- Work order: Copy out all the entries word for word.

- Listed entries:

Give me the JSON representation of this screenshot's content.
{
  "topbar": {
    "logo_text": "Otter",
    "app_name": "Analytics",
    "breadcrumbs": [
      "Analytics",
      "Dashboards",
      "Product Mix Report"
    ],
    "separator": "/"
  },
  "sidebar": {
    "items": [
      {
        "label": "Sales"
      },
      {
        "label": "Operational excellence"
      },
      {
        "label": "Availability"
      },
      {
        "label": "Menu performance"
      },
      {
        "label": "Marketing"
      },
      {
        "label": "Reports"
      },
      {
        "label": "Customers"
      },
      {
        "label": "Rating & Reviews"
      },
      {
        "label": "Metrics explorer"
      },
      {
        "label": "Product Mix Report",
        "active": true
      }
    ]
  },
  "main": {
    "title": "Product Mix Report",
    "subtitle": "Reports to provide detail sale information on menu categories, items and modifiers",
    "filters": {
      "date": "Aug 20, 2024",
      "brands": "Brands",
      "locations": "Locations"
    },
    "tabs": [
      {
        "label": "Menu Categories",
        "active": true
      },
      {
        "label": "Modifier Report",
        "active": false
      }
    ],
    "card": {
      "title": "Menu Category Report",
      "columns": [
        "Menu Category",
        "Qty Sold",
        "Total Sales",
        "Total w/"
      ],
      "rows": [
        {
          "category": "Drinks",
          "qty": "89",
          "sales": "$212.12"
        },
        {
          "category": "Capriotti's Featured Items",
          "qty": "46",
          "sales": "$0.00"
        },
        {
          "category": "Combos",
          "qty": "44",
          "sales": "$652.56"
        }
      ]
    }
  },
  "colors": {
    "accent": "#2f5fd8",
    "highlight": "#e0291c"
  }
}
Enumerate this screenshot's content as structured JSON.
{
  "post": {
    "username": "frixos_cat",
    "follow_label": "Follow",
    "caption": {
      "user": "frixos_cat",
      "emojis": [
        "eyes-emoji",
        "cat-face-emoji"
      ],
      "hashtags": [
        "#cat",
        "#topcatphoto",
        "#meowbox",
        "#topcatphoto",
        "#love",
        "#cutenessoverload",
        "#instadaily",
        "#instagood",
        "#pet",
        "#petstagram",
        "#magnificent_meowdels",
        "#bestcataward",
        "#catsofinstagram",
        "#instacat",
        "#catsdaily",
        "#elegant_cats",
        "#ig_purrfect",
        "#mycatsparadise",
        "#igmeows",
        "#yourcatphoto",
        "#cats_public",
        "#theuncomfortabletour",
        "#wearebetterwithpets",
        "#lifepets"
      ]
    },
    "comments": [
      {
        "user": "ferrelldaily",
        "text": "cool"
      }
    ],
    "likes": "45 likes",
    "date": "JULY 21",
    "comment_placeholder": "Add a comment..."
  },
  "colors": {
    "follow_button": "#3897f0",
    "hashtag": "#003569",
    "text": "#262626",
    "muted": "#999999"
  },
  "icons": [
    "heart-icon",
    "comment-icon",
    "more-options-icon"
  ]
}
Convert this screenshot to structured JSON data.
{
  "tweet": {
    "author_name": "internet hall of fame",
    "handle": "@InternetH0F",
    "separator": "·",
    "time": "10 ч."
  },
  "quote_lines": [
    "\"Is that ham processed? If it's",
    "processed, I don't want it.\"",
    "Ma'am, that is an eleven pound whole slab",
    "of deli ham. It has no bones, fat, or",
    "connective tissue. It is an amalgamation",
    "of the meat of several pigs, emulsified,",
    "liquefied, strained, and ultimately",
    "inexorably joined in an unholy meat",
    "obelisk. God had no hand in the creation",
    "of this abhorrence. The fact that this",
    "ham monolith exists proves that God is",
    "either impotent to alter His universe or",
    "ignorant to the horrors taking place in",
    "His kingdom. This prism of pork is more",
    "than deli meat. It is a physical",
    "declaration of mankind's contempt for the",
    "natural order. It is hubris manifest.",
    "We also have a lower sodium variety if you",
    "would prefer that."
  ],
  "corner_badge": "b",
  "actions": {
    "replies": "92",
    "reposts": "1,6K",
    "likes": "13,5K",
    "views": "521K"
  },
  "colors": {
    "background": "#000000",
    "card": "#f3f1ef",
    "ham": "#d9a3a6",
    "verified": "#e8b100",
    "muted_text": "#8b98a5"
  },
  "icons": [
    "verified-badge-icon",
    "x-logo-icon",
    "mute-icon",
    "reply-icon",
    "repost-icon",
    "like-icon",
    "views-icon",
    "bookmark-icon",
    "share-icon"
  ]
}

- Solution for this problem:
Give me the JSON representation of this screenshot's content.
{
  "topbar": {
    "logo_text": "Otter",
    "app_name": "Analytics",
    "breadcrumbs": [
      "Analytics",
      "Dashboards",
      "Product Mix Report"
    ],
    "separator": "/"
  },
  "sidebar": {
    "items": [
      {
        "label": "Sales"
      },
      {
        "label": "Operational excellence"
      },
      {
        "label": "Availability"
      },
      {
        "label": "Menu performance"
      },
      {
        "label": "Marketing"
      },
      {
        "label": "Reports"
      },
      {
        "label": "Customers"
      },
      {
        "label": "Rating & Reviews"
      },
      {
        "label": "Metrics explorer"
      },
      {
        "label": "Product Mix Report",
        "active": true
      }
    ]
  },
  "main": {
    "title": "Product Mix Report",
    "subtitle": "Reports to provide detail sale information on menu categories, items and modifiers",
    "filters": {
      "date": "Aug 20, 2024",
      "brands": "Brands",
      "locations": "Locations"
    },
    "tabs": [
      {
        "label": "Menu Categories",
        "active": true
      },
      {
        "label": "Modifier Report",
        "active": false
      }
    ],
    "card": {
      "title": "Menu Category Report",
      "columns": [
        "Menu Category",
        "Qty Sold",
        "Total Sales",
        "Total w/"
      ],
      "rows": [
        {
          "category": "Drinks",
          "qty": "89",
          "sales": "$212.12"
        },
        {
          "category": "Capriotti's Featured Items",
          "qty": "46",
          "sales": "$0.00"
        },
        {
          "category": "Combos",
          "qty": "44",
          "sales": "$652.56"
        }
      ]
    }
  },
  "colors": {
    "accent": "#2f5fd8",
    "highlight": "#e0291c"
  }
}
Enumerate this screenshot's content as structured JSON.
{
  "post": {
    "username": "frixos_cat",
    "follow_label": "Follow",
    "caption": {
      "user": "frixos_cat",
      "emojis": [
        "eyes-emoji",
        "cat-face-emoji"
      ],
      "hashtags": [
        "#cat",
        "#topcatphoto",
        "#meowbox",
        "#topcatphoto",
        "#love",
        "#cutenessoverload",
        "#instadaily",
        "#instagood",
        "#pet",
        "#petstagram",
        "#magnificent_meowdels",
        "#bestcataward",
        "#catsofinstagram",
        "#instacat",
        "#catsdaily",
        "#elegant_cats",
        "#ig_purrfect",
        "#mycatsparadise",
        "#igmeows",
        "#yourcatphoto",
        "#cats_public",
        "#theuncomfortabletour",
        "#wearebetterwithpets",
        "#lifepets"
      ]
    },
    "comments": [
      {
        "user": "ferrelldaily",
        "text": "cool"
      }
    ],
    "likes": "45 likes",
    "date": "JULY 21",
    "comment_placeholder": "Add a comment..."
  },
  "colors": {
    "follow_button": "#3897f0",
    "hashtag": "#003569",
    "text": "#262626",
    "muted": "#999999"
  },
  "icons": [
    "heart-icon",
    "comment-icon",
    "more-options-icon"
  ]
}
Convert this screenshot to structured JSON data.
{
  "tweet": {
    "author_name": "internet hall of fame",
    "handle": "@InternetH0F",
    "separator": "·",
    "time": "10 ч."
  },
  "quote_lines": [
    "\"Is that ham processed? If it's",
    "processed, I don't want it.\"",
    "Ma'am, that is an eleven pound whole slab",
    "of deli ham. It has no bones, fat, or",
    "connective tissue. It is an amalgamation",
    "of the meat of several pigs, emulsified,",
    "liquefied, strained, and ultimately",
    "inexorably joined in an unholy meat",
    "obelisk. God had no hand in the creation",
    "of this abhorrence. The fact that this",
    "ham monolith exists proves that God is",
    "either impotent to alter His universe or",
    "ignorant to the horrors taking place in",
    "His kingdom. This prism of pork is more",
    "than deli meat. It is a physical",
    "declaration of mankind's contempt for the",
    "natural order. It is hubris manifest.",
    "We also have a lower sodium variety if you",
    "would prefer that."
  ],
  "corner_badge": "b",
  "actions": {
    "replies": "92",
    "reposts": "1,6K",
    "likes": "13,5K",
    "views": "521K"
  },
  "colors": {
    "background": "#000000",
    "card": "#f3f1ef",
    "ham": "#d9a3a6",
    "verified": "#e8b100",
    "muted_text": "#8b98a5"
  },
  "icons": [
    "verified-badge-icon",
    "x-logo-icon",
    "mute-icon",
    "reply-icon",
    "repost-icon",
    "like-icon",
    "views-icon",
    "bookmark-icon",
    "share-icon"
  ]
}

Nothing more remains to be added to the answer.